* [YOUR TASK] When the string "icon" occurs in a line of the listing below, return that line.

Start of GIVEN RECORDS

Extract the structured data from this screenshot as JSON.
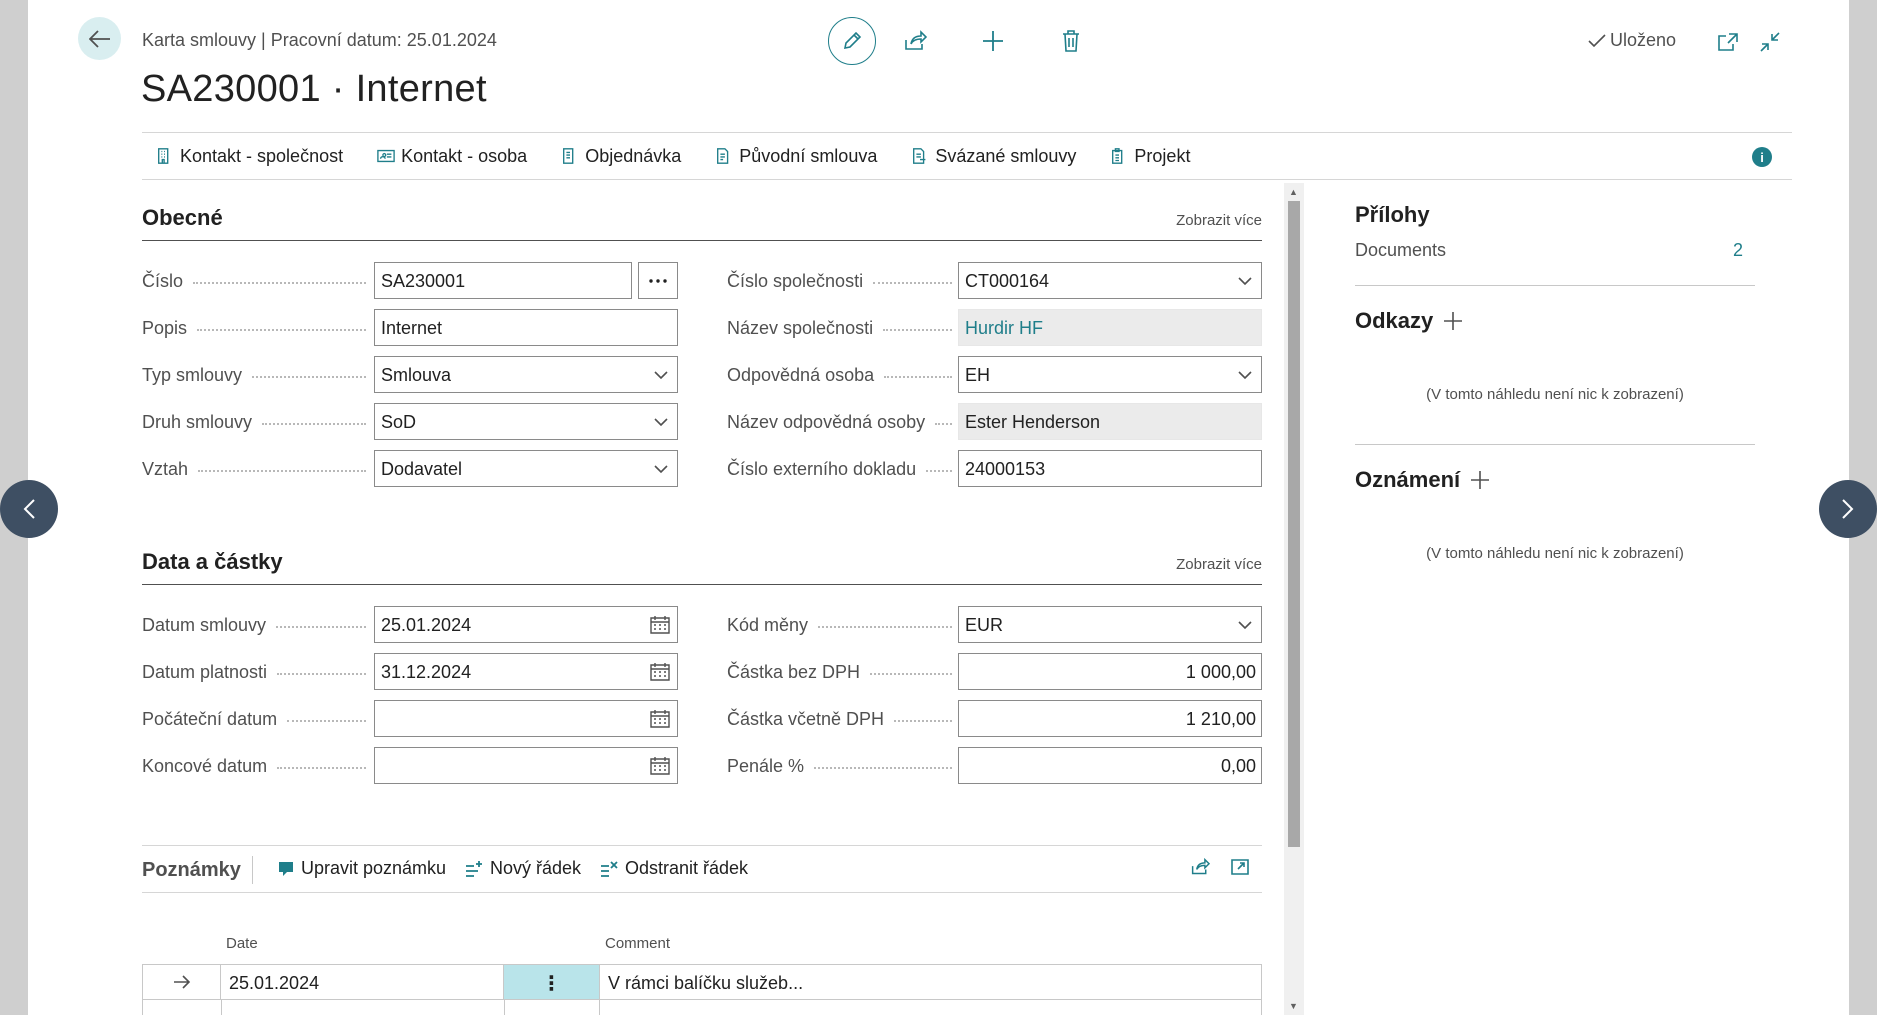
{
  "header": {
    "breadcrumb": "Karta smlouvy | Pracovní datum: 25.01.2024",
    "title": "SA230001 · Internet",
    "saved_label": "Uloženo"
  },
  "actions": [
    {
      "label": "Kontakt - společnost",
      "icon": "company-contact-icon"
    },
    {
      "label": "Kontakt - osoba",
      "icon": "person-contact-icon"
    },
    {
      "label": "Objednávka",
      "icon": "order-icon"
    },
    {
      "label": "Původní smlouva",
      "icon": "original-contract-icon"
    },
    {
      "label": "Svázané smlouvy",
      "icon": "linked-contracts-icon"
    },
    {
      "label": "Projekt",
      "icon": "project-icon"
    }
  ],
  "general": {
    "title": "Obecné",
    "show_more": "Zobrazit více",
    "left": [
      {
        "label": "Číslo",
        "value": "SA230001"
      },
      {
        "label": "Popis",
        "value": "Internet"
      },
      {
        "label": "Typ smlouvy",
        "value": "Smlouva"
      },
      {
        "label": "Druh smlouvy",
        "value": "SoD"
      },
      {
        "label": "Vztah",
        "value": "Dodavatel"
      }
    ],
    "right": [
      {
        "label": "Číslo společnosti",
        "value": "CT000164"
      },
      {
        "label": "Název společnosti",
        "value": "Hurdir HF"
      },
      {
        "label": "Odpovědná osoba",
        "value": "EH"
      },
      {
        "label": "Název odpovědná osoby",
        "value": "Ester Henderson"
      },
      {
        "label": "Číslo externího dokladu",
        "value": "24000153"
      }
    ]
  },
  "amounts": {
    "title": "Data a částky",
    "show_more": "Zobrazit více",
    "left": [
      {
        "label": "Datum smlouvy",
        "value": "25.01.2024"
      },
      {
        "label": "Datum platnosti",
        "value": "31.12.2024"
      },
      {
        "label": "Počáteční datum",
        "value": ""
      },
      {
        "label": "Koncové datum",
        "value": ""
      }
    ],
    "right": [
      {
        "label": "Kód měny",
        "value": "EUR"
      },
      {
        "label": "Částka bez DPH",
        "value": "1 000,00"
      },
      {
        "label": "Částka včetně DPH",
        "value": "1 210,00"
      },
      {
        "label": "Penále %",
        "value": "0,00"
      }
    ]
  },
  "notes": {
    "title": "Poznámky",
    "edit_label": "Upravit poznámku",
    "new_label": "Nový řádek",
    "delete_label": "Odstranit řádek",
    "columns": {
      "date": "Date",
      "comment": "Comment"
    },
    "rows": [
      {
        "date": "25.01.2024",
        "comment": "V rámci balíčku služeb..."
      }
    ]
  },
  "factbox": {
    "attachments_title": "Přílohy",
    "documents_label": "Documents",
    "documents_count": "2",
    "links_title": "Odkazy",
    "links_empty": "(V tomto náhledu není nic k zobrazení)",
    "notifications_title": "Oznámení",
    "notifications_empty": "(V tomto náhledu není nic k zobrazení)"
  },
  "colors": {
    "accent": "#1f7e8a",
    "nav_circle": "#3e4f63",
    "readonly_bg": "#ebebeb"
  }
}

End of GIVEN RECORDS

* [YOUR SOLUTION]
      "icon": "company-contact-icon"
      "icon": "person-contact-icon"
      "icon": "order-icon"
      "icon": "original-contract-icon"
      "icon": "linked-contracts-icon"
      "icon": "project-icon"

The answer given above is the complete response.